▸ **PROBLEM DETAILS**: Repeat every record exactly, but omit the images.

▸ **RECORDED INFORMATION**:
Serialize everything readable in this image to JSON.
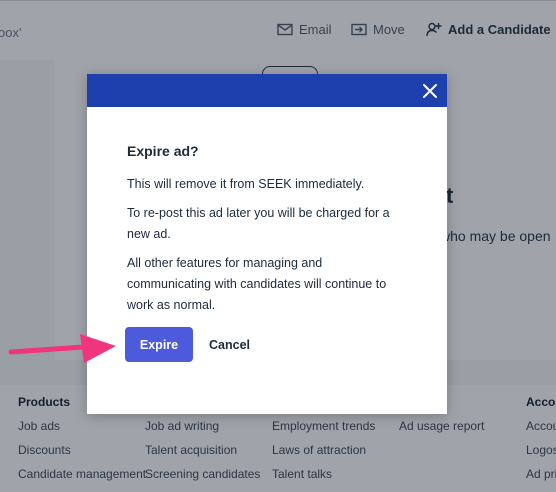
{
  "header": {
    "breadcrumb_tail": "oox'",
    "email_label": "Email",
    "move_label": "Move",
    "add_candidate_label": "Add a Candidate"
  },
  "background": {
    "heading_fragment": "t",
    "line_fragment": "who may be open"
  },
  "footer": {
    "col1": {
      "heading": "Products",
      "links": [
        "Job ads",
        "Discounts",
        "Candidate management"
      ]
    },
    "col2": {
      "links": [
        "Job ad writing",
        "Talent acquisition",
        "Screening candidates"
      ]
    },
    "col3": {
      "links": [
        "Employment trends",
        "Laws of attraction",
        "Talent talks"
      ]
    },
    "col4": {
      "links": [
        "Ad usage report"
      ]
    },
    "col5": {
      "heading": "Accou",
      "links": [
        "Accou",
        "Logos",
        "Ad pri"
      ]
    }
  },
  "modal": {
    "title": "Expire ad?",
    "paragraphs": [
      "This will remove it from SEEK immediately.",
      "To re-post this ad later you will be charged for a new ad.",
      "All other features for managing and communicating with candidates will continue to work as normal."
    ],
    "primary_label": "Expire",
    "secondary_label": "Cancel"
  },
  "icons": {
    "close": "close-icon",
    "email": "mail-icon",
    "move": "move-icon",
    "add_candidate": "add-user-icon",
    "annotation": "arrow-icon"
  },
  "colors": {
    "modal_header": "#1e40af",
    "primary_button": "#4c5bdb",
    "annotation_arrow": "#f0357e"
  }
}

▸ **EXPECTED OUTPUT**:
Serialize everything readable in this image to JSON.
{
  "header": {
    "breadcrumb_tail": "oox'",
    "email_label": "Email",
    "move_label": "Move",
    "add_candidate_label": "Add a Candidate"
  },
  "background": {
    "heading_fragment": "t",
    "line_fragment": "who may be open"
  },
  "footer": {
    "col1": {
      "heading": "Products",
      "links": [
        "Job ads",
        "Discounts",
        "Candidate management"
      ]
    },
    "col2": {
      "links": [
        "Job ad writing",
        "Talent acquisition",
        "Screening candidates"
      ]
    },
    "col3": {
      "links": [
        "Employment trends",
        "Laws of attraction",
        "Talent talks"
      ]
    },
    "col4": {
      "links": [
        "Ad usage report"
      ]
    },
    "col5": {
      "heading": "Accou",
      "links": [
        "Accou",
        "Logos",
        "Ad pri"
      ]
    }
  },
  "modal": {
    "title": "Expire ad?",
    "paragraphs": [
      "This will remove it from SEEK immediately.",
      "To re-post this ad later you will be charged for a new ad.",
      "All other features for managing and communicating with candidates will continue to work as normal."
    ],
    "primary_label": "Expire",
    "secondary_label": "Cancel"
  },
  "icons": {
    "close": "close-icon",
    "email": "mail-icon",
    "move": "move-icon",
    "add_candidate": "add-user-icon",
    "annotation": "arrow-icon"
  },
  "colors": {
    "modal_header": "#1e40af",
    "primary_button": "#4c5bdb",
    "annotation_arrow": "#f0357e"
  }
}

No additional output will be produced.